Accordingly, I've made the following improvements to the DataVisualizationOnWindowsPhone sample:

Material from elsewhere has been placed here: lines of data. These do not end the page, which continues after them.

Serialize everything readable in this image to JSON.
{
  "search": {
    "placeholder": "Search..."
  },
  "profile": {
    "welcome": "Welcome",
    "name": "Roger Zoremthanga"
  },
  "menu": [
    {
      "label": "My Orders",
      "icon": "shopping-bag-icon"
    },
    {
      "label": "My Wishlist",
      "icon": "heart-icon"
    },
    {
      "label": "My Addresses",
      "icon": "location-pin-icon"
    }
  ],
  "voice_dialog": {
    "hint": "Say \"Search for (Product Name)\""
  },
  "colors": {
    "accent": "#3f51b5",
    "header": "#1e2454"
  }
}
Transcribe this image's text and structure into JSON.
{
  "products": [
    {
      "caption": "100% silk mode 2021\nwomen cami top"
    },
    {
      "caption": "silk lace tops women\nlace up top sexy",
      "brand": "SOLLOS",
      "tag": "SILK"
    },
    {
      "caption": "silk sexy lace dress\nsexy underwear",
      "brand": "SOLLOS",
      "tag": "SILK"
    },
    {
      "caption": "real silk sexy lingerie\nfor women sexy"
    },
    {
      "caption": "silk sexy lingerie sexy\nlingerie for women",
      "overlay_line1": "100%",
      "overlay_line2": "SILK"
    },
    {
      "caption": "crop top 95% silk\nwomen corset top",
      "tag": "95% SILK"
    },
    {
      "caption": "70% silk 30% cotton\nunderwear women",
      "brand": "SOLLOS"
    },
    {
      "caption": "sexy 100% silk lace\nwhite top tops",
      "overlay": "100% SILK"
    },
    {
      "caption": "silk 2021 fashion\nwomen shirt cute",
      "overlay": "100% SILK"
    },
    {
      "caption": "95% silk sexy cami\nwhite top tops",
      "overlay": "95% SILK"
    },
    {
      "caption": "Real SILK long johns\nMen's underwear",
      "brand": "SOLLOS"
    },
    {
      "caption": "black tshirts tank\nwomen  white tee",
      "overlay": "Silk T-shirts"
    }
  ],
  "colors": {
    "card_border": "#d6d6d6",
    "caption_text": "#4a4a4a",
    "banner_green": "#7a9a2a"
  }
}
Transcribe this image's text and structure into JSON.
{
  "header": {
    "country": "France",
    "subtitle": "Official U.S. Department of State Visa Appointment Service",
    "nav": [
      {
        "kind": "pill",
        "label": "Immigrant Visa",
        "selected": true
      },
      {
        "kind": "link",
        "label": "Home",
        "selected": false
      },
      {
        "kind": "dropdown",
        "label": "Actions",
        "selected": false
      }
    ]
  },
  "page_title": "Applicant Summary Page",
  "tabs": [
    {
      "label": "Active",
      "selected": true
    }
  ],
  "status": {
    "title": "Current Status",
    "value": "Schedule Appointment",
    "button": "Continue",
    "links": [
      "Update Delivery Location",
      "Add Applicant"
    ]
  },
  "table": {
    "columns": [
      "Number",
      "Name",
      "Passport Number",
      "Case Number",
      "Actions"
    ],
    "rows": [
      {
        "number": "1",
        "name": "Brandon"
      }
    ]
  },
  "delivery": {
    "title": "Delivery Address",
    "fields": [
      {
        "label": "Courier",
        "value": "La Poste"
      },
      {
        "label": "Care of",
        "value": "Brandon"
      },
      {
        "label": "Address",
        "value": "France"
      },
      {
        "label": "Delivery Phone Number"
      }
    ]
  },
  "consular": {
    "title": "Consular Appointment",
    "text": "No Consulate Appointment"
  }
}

  • Created the PhoneDataVisualizationResources.xaml file. It contains a ResourceDictionary with PhoneChartStyle, PhoneChartPortraitTemplate, and PhoneChartLandscapeTemplate. These are the same basic custom customized Style and ControlTemplates from before, but now they're named according to the platform convention for resources and bundled in a single, self-contained XAML file. This makes it easy for customers to incorporate the Windows Phone look into their charting applications.
  • Modified the sample to merge the contents of PhoneDataVisualizationResources.xaml into the application-level ResourceDictionary via MergedDictionaries in App.xaml:
    <Application.Resources>
        <!-- Merge resources from PhoneDataVisualizationResources.xaml (Build Action=Page) -->
        <ResourceDictionary>
            <ResourceDictionary.MergedDictionaries>
                <ResourceDictionarySource="/DataVisualizationOnWindowsPhone;component/PhoneDataVisualizationResources.xaml"/>
            </ResourceDictionary.MergedDictionaries>
        </ResourceDictionary>
    </Application.Resources>
    With the customizations now located off in their own dedicated file, the Chart in MainPage.xaml is simple and uncluttered:
    <charting:Chart
        x:Name="myChart"
        Title="my activity"
        LegendTitle="legend"
        Style="{StaticResource PhoneChartStyle}">
        <!-- ... -->
    </charting:Chart>
  • Changed the fills for DataPoints to use a solid color instead of a gradient. The default Brush used to paint the inside of data points has a gradient effect which looks quite nice on the desktop, but that gradient exhibits noticeable color banding on the actual phone because the displays used for mobile devices are often incapable of displaying the full range of colors humans perceive. While it's possible to minimize the impact of this by dithering (here's a nice article that shows how), you don't get that for free. Because gradients aren't consistent with the "Metro" user interface guidelines anyway, I've made all the default colors solid (as seen in the image at the start of the post).
  • Switched to using standard phone resources (ex: PhoneForegroundBrush) where applicable so Charts automatically respect the current phone appearance. Specifically, this enables seamless support for the "Dark" and "Light" phone themes without any effort on the part of the developer/designer.
  • Customized the Legend Template to include a horizontal scroll bar when rendered (horizontally) in Portrait orientation. The default Legend for Landscape orientation already had a vertical scroll bar, so this change makes it possible to scroll long lists in both layouts.
  • Switched to the official Silverlight 3 System.Windows.Controls.dll assembly now that the platform supports using strongly-named assemblies.

 

[Click here to download the updated Windows Phone 7 Data Visualization sample application.]

 

Important: After downloading the ZIP file above, you should "unblock" it before extracting its contents to avoid warnings from Visual Studio: Security Warning, You should only open projects from a trustworthy source. and The "ValidateXaml" task failed unexpectedly. System.IO.FileLoadException: Could not load file or assembly .... Unblocking is a simple matter of right-clicking on the ZIP file, choosing Properties from the context menu, then clicking the "Unblock" button in the lower, right-hand corner of the resulting dialog and hitting "OK" or "Apply":

Unblock button in Properties dialog